Record extracts:
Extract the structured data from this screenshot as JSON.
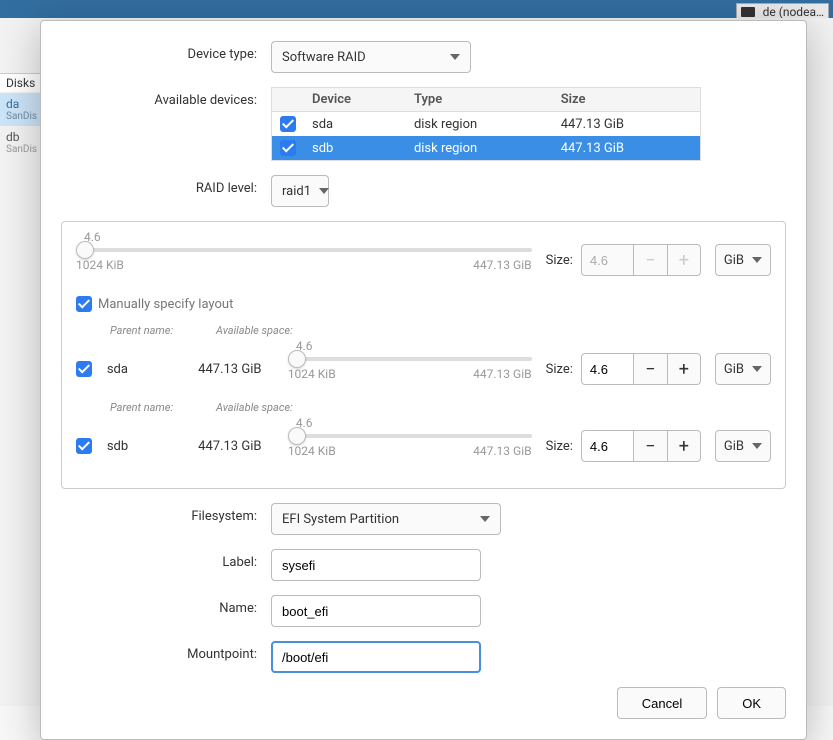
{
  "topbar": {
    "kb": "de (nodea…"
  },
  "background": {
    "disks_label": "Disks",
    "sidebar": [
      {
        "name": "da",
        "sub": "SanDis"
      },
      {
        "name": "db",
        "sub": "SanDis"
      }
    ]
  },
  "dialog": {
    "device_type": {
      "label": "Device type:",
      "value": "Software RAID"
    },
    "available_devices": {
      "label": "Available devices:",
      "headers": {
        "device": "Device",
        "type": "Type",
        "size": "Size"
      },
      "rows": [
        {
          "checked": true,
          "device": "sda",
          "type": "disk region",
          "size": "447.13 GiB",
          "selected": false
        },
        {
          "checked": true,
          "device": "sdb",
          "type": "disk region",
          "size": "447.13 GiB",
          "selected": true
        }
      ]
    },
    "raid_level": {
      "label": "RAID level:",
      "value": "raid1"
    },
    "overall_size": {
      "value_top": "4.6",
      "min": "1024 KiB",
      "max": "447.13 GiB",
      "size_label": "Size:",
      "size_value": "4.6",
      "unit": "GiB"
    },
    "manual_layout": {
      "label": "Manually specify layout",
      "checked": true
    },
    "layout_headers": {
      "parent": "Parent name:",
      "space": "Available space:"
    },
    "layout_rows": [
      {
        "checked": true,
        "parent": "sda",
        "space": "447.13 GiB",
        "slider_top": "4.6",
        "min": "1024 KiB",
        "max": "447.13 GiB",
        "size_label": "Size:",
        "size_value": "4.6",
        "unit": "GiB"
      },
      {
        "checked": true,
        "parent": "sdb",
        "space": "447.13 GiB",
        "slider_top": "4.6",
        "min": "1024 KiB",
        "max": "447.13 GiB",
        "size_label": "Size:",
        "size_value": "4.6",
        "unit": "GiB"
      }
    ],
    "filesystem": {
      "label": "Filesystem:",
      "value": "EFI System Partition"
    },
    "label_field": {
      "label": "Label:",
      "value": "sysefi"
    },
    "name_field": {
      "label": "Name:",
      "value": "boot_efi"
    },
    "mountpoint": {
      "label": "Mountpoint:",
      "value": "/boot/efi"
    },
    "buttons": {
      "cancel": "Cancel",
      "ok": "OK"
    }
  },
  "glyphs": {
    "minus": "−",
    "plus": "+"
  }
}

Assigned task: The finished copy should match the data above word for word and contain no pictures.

Your solution:
Extract the structured data from this screenshot as JSON.
{
  "topbar": {
    "kb": "de (nodea…"
  },
  "background": {
    "disks_label": "Disks",
    "sidebar": [
      {
        "name": "da",
        "sub": "SanDis"
      },
      {
        "name": "db",
        "sub": "SanDis"
      }
    ]
  },
  "dialog": {
    "device_type": {
      "label": "Device type:",
      "value": "Software RAID"
    },
    "available_devices": {
      "label": "Available devices:",
      "headers": {
        "device": "Device",
        "type": "Type",
        "size": "Size"
      },
      "rows": [
        {
          "checked": true,
          "device": "sda",
          "type": "disk region",
          "size": "447.13 GiB",
          "selected": false
        },
        {
          "checked": true,
          "device": "sdb",
          "type": "disk region",
          "size": "447.13 GiB",
          "selected": true
        }
      ]
    },
    "raid_level": {
      "label": "RAID level:",
      "value": "raid1"
    },
    "overall_size": {
      "value_top": "4.6",
      "min": "1024 KiB",
      "max": "447.13 GiB",
      "size_label": "Size:",
      "size_value": "4.6",
      "unit": "GiB"
    },
    "manual_layout": {
      "label": "Manually specify layout",
      "checked": true
    },
    "layout_headers": {
      "parent": "Parent name:",
      "space": "Available space:"
    },
    "layout_rows": [
      {
        "checked": true,
        "parent": "sda",
        "space": "447.13 GiB",
        "slider_top": "4.6",
        "min": "1024 KiB",
        "max": "447.13 GiB",
        "size_label": "Size:",
        "size_value": "4.6",
        "unit": "GiB"
      },
      {
        "checked": true,
        "parent": "sdb",
        "space": "447.13 GiB",
        "slider_top": "4.6",
        "min": "1024 KiB",
        "max": "447.13 GiB",
        "size_label": "Size:",
        "size_value": "4.6",
        "unit": "GiB"
      }
    ],
    "filesystem": {
      "label": "Filesystem:",
      "value": "EFI System Partition"
    },
    "label_field": {
      "label": "Label:",
      "value": "sysefi"
    },
    "name_field": {
      "label": "Name:",
      "value": "boot_efi"
    },
    "mountpoint": {
      "label": "Mountpoint:",
      "value": "/boot/efi"
    },
    "buttons": {
      "cancel": "Cancel",
      "ok": "OK"
    }
  },
  "glyphs": {
    "minus": "−",
    "plus": "+"
  }
}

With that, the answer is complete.